Eli5 How do you not lift with your back? Won’t there always be strain on your back?


Eli5 How do you not lift with your back? Won’t there always be strain on your back?

In: Physics

When you lift, the idea is you keep your back rigid and tight, keeping your legs under you while using them to do the lifting. When lifting with your back, you are mostly bending at the hips and bringing your chest up rather than keeping it up when using your legs. I would suggest looking at a deadlifting form video and it’ll talk about that concept.

You can also look for videos showing how toddlers lift objects. I used to do safety training and would show my classes how to properly lift by showing these videos. I think they were called something like “Kid Lift”

Squat, don’t bend
Keeping it as close to your body as you can is the basic idea, keeping your back straight, so it’s pulling your back down, not forward

It’s like how you do a squat at the gym. You try to get your back vertical and push with your legs. It puts strain on you back for sure, but your back is much better equipped to handle that stress than it is to try and lift the weight on its own

The idea is for the load to be along the axis of your spine. That is, the force should compress your vertebrae together because that’s what they are designed to do. Off-axis force puts an unusual strain on the muscles in your back and will make injury far more likely.

However, please do lift with your back (as long as you do it properly). Strong back muscles are the best way to avoid injury and many people have bad backs precisely because they will not strengthen those muscles. Don’t lift with your back is some of the worst unqualified advice I have ever received and led to years of back pain before my common sense kicked in.

Your back is made from lots of bones (vertebrae) and discs between them acting as cushions.

If you lift with your back vertically the pressure on the discs is evenly distributed.

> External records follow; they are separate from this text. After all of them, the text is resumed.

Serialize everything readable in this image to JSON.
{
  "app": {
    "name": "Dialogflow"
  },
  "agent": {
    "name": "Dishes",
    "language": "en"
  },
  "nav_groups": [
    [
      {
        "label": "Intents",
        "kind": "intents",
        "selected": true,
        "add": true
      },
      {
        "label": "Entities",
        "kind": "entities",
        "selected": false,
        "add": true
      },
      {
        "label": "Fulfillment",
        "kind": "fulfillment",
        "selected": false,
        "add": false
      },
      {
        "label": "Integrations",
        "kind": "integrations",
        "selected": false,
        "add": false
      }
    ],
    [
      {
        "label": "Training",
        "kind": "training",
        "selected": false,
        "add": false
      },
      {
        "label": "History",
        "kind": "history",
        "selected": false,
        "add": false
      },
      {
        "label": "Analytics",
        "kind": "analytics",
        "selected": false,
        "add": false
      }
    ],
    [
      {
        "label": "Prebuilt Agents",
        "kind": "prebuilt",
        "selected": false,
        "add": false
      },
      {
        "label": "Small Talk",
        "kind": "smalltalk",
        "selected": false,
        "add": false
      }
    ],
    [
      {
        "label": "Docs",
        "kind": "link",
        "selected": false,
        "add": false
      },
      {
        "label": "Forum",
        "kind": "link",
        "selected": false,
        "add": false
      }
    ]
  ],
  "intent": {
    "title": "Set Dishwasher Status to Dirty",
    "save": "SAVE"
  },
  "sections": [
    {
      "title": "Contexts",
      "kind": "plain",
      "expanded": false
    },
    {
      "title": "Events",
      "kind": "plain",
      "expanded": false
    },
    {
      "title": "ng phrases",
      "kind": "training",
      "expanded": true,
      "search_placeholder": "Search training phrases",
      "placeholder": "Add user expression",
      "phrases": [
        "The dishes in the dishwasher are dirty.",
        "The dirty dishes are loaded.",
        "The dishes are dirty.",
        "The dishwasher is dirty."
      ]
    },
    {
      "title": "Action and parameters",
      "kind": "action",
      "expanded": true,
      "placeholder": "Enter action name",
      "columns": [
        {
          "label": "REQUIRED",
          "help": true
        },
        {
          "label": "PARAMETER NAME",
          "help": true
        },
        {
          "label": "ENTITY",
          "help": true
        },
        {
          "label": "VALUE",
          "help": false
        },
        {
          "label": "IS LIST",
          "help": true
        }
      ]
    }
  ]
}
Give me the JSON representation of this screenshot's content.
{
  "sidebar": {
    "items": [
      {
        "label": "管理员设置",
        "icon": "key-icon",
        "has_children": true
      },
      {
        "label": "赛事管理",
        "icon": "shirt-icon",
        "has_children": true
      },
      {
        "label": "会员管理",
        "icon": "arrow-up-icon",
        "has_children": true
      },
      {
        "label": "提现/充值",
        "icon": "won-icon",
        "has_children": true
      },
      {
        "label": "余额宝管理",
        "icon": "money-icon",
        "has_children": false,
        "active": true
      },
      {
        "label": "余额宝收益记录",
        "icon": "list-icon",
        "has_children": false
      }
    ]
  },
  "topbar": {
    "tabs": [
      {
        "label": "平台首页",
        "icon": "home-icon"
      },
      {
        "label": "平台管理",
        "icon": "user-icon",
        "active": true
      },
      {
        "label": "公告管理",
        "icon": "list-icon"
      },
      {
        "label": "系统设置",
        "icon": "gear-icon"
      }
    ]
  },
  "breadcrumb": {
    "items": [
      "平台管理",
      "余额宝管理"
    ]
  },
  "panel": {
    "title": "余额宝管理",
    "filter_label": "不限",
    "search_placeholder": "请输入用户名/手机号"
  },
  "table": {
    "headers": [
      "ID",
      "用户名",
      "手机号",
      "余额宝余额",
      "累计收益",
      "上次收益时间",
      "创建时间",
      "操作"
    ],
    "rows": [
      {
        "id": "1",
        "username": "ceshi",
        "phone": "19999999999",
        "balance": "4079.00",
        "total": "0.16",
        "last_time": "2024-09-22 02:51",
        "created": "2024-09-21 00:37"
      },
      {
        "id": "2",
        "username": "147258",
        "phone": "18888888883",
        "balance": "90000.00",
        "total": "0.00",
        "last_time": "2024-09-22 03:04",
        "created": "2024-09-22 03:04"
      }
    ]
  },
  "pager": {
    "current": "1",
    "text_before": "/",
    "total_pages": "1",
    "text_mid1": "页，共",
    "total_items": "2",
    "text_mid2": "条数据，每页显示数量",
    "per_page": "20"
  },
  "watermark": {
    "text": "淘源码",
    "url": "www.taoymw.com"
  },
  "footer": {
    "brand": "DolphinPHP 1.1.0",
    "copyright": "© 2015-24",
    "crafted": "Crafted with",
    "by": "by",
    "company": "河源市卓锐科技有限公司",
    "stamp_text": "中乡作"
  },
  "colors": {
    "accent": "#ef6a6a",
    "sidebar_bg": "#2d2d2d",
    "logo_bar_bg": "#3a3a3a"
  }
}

If you lift with your back at an angle the pressure on the discs is more on one side than the other. The pressure on one side of the disc can cause it to slip out of position (hence having a slipped disc) or cause the disc to bulge on the other side (think of squeezing one side of a balloon) where it can press on the nerves running down your spine.